WHAT YOU WILL DO: Working line by line, output the entries below exactly as they appear.

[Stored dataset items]
---
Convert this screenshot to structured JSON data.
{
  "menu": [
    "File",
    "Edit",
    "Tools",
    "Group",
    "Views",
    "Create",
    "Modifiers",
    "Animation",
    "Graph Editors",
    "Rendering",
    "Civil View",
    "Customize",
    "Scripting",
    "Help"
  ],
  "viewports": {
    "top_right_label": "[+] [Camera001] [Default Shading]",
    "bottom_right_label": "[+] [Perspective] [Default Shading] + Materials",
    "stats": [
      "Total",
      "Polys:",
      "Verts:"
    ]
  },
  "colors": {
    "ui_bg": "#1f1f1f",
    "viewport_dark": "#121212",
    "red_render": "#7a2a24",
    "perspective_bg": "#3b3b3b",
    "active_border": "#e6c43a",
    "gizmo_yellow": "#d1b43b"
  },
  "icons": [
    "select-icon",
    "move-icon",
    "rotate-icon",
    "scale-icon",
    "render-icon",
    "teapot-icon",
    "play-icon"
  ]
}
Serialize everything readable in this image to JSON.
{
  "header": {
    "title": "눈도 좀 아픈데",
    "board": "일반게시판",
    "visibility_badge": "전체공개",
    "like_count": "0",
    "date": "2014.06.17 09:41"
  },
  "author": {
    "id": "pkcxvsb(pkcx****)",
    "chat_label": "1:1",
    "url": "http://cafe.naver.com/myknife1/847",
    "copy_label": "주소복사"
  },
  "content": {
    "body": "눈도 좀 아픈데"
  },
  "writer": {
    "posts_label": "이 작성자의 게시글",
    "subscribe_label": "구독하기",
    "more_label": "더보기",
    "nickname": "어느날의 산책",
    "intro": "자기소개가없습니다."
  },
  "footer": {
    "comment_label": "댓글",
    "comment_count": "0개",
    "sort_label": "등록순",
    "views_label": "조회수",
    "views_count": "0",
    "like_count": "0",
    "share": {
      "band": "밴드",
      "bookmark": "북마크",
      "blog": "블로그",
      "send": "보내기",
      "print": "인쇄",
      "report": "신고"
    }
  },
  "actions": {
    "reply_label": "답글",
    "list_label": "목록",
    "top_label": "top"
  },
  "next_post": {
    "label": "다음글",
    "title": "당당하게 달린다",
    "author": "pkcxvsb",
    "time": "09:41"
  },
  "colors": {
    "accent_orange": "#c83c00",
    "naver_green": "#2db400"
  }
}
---
ANSWER TO THE PROBLEM:
Convert this screenshot to structured JSON data.
{
  "menu": [
    "File",
    "Edit",
    "Tools",
    "Group",
    "Views",
    "Create",
    "Modifiers",
    "Animation",
    "Graph Editors",
    "Rendering",
    "Civil View",
    "Customize",
    "Scripting",
    "Help"
  ],
  "viewports": {
    "top_right_label": "[+] [Camera001] [Default Shading]",
    "bottom_right_label": "[+] [Perspective] [Default Shading] + Materials",
    "stats": [
      "Total",
      "Polys:",
      "Verts:"
    ]
  },
  "colors": {
    "ui_bg": "#1f1f1f",
    "viewport_dark": "#121212",
    "red_render": "#7a2a24",
    "perspective_bg": "#3b3b3b",
    "active_border": "#e6c43a",
    "gizmo_yellow": "#d1b43b"
  },
  "icons": [
    "select-icon",
    "move-icon",
    "rotate-icon",
    "scale-icon",
    "render-icon",
    "teapot-icon",
    "play-icon"
  ]
}
Serialize everything readable in this image to JSON.
{
  "header": {
    "title": "눈도 좀 아픈데",
    "board": "일반게시판",
    "visibility_badge": "전체공개",
    "like_count": "0",
    "date": "2014.06.17 09:41"
  },
  "author": {
    "id": "pkcxvsb(pkcx****)",
    "chat_label": "1:1",
    "url": "http://cafe.naver.com/myknife1/847",
    "copy_label": "주소복사"
  },
  "content": {
    "body": "눈도 좀 아픈데"
  },
  "writer": {
    "posts_label": "이 작성자의 게시글",
    "subscribe_label": "구독하기",
    "more_label": "더보기",
    "nickname": "어느날의 산책",
    "intro": "자기소개가없습니다."
  },
  "footer": {
    "comment_label": "댓글",
    "comment_count": "0개",
    "sort_label": "등록순",
    "views_label": "조회수",
    "views_count": "0",
    "like_count": "0",
    "share": {
      "band": "밴드",
      "bookmark": "북마크",
      "blog": "블로그",
      "send": "보내기",
      "print": "인쇄",
      "report": "신고"
    }
  },
  "actions": {
    "reply_label": "답글",
    "list_label": "목록",
    "top_label": "top"
  },
  "next_post": {
    "label": "다음글",
    "title": "당당하게 달린다",
    "author": "pkcxvsb",
    "time": "09:41"
  },
  "colors": {
    "accent_orange": "#c83c00",
    "naver_green": "#2db400"
  }
}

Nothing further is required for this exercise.